→ **WHAT IS REQUIRED**:
Go through the records and give the number of lines that include "level", with nothing else.

→ **RECORDS TO PROCESS**:

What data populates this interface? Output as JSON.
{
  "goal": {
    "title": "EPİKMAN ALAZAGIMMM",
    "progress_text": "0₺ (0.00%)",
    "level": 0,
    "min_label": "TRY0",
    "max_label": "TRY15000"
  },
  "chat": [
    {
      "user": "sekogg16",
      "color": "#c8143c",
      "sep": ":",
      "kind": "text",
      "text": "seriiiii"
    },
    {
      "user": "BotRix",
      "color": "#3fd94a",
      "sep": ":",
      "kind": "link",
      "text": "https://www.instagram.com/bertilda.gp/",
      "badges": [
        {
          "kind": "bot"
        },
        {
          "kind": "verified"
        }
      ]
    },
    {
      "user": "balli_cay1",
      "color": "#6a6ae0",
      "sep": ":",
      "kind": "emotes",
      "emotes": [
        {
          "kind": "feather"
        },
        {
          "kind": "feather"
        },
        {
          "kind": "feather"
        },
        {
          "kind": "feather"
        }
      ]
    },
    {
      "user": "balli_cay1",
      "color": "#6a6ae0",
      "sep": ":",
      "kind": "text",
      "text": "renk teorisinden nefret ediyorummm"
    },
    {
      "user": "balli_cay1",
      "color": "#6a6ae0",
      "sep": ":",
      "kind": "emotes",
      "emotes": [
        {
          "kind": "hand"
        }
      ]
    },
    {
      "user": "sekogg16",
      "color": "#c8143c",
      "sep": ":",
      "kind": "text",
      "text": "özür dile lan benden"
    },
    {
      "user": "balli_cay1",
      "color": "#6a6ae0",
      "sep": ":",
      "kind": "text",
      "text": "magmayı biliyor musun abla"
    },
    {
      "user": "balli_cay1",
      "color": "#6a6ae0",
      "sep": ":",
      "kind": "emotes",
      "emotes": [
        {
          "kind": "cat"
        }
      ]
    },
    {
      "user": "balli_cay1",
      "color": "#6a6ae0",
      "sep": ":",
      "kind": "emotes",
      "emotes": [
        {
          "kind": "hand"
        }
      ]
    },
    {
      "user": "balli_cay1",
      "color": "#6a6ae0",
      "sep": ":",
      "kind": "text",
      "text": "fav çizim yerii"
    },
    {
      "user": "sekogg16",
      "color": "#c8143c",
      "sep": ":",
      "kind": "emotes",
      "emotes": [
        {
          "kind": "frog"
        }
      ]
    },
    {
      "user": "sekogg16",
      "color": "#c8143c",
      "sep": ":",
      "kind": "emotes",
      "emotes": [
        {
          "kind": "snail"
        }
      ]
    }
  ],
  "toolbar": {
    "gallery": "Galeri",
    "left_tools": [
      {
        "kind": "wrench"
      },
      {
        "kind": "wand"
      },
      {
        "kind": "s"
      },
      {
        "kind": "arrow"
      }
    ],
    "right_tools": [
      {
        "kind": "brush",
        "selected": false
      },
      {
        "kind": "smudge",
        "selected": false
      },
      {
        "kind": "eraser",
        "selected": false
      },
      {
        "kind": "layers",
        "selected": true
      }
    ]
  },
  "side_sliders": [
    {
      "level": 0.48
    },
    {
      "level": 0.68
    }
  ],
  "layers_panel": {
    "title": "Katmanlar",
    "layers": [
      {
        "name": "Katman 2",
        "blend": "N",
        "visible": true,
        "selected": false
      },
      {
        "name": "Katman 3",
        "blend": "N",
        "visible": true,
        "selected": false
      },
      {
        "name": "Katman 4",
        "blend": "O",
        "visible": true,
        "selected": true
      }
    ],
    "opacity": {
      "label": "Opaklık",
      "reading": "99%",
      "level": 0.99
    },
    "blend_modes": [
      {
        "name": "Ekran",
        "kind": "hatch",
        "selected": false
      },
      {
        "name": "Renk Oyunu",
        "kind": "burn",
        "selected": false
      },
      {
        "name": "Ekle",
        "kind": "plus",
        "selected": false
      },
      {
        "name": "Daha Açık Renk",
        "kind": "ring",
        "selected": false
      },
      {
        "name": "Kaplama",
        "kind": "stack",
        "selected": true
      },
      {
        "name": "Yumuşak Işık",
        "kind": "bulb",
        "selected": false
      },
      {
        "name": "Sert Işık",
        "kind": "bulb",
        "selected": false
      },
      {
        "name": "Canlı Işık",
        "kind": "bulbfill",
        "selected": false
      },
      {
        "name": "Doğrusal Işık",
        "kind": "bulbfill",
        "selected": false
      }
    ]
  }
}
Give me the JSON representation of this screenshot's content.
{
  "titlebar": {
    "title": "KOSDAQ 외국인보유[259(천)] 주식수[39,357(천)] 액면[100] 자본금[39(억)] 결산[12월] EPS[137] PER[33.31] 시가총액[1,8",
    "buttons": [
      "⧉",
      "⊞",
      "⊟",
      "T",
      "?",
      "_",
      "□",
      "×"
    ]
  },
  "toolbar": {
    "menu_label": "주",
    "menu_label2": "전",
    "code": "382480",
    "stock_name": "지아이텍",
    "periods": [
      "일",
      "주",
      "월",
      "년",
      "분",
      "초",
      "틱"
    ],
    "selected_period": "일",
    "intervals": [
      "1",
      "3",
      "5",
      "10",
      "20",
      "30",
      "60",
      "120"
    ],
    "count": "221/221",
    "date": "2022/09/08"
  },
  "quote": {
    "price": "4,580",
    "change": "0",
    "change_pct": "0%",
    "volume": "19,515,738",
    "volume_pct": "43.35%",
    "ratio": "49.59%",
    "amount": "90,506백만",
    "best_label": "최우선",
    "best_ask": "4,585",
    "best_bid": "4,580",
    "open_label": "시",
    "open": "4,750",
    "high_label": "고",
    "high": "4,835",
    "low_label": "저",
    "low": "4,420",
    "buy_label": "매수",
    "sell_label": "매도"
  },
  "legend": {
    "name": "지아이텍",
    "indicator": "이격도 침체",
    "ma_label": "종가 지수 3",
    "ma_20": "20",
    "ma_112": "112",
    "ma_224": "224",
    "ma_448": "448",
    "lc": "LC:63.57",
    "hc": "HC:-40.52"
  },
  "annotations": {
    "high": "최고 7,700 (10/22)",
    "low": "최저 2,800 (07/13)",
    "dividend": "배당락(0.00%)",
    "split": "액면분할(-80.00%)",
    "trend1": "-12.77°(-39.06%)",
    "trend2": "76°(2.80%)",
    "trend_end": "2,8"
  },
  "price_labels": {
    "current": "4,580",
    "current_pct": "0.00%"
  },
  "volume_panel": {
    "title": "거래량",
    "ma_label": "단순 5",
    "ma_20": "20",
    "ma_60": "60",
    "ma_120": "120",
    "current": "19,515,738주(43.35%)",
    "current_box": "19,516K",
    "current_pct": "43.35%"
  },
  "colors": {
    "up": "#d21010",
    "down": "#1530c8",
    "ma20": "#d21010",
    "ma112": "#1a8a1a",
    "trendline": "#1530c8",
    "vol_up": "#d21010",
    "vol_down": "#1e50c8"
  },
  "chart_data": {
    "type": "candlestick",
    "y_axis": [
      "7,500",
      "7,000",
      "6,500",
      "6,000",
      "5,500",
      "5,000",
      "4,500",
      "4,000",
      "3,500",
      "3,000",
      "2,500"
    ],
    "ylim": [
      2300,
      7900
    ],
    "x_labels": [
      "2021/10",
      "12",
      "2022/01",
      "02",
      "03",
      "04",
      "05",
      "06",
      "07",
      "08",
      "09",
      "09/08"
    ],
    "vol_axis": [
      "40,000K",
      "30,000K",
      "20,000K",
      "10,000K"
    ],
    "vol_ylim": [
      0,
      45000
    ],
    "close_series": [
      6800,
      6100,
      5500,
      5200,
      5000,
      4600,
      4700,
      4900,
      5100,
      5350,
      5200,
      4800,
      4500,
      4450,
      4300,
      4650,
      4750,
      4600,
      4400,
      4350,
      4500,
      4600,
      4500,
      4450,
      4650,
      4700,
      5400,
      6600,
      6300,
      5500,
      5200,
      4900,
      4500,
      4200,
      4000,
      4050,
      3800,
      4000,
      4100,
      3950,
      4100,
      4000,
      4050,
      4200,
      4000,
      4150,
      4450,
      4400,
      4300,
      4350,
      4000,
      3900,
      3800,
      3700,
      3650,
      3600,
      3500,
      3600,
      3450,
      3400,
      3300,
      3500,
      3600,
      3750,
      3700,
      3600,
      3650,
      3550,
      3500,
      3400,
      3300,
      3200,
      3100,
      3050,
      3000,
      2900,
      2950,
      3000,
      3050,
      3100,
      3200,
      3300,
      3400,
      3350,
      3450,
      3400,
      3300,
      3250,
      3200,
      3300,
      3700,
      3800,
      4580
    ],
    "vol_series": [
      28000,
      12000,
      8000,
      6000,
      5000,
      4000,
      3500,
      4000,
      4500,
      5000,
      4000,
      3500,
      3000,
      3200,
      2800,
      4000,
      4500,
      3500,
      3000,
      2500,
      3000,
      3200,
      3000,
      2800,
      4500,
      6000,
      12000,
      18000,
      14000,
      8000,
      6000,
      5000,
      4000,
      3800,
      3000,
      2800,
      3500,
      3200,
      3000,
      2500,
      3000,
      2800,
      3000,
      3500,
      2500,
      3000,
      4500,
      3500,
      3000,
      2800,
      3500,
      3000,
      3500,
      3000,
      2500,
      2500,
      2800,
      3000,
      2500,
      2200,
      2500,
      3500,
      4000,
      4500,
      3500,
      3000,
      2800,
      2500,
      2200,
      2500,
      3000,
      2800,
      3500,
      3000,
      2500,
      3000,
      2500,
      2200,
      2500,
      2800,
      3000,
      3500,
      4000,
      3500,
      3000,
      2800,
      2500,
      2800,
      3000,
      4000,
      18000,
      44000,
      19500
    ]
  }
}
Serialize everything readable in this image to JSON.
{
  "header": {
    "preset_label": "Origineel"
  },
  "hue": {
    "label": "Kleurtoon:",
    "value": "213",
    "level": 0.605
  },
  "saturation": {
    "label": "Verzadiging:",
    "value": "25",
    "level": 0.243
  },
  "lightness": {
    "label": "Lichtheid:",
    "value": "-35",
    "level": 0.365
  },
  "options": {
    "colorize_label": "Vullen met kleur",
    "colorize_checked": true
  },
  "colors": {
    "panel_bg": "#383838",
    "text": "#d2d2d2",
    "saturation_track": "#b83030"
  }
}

→ **THE COMPLETED TASK**:
7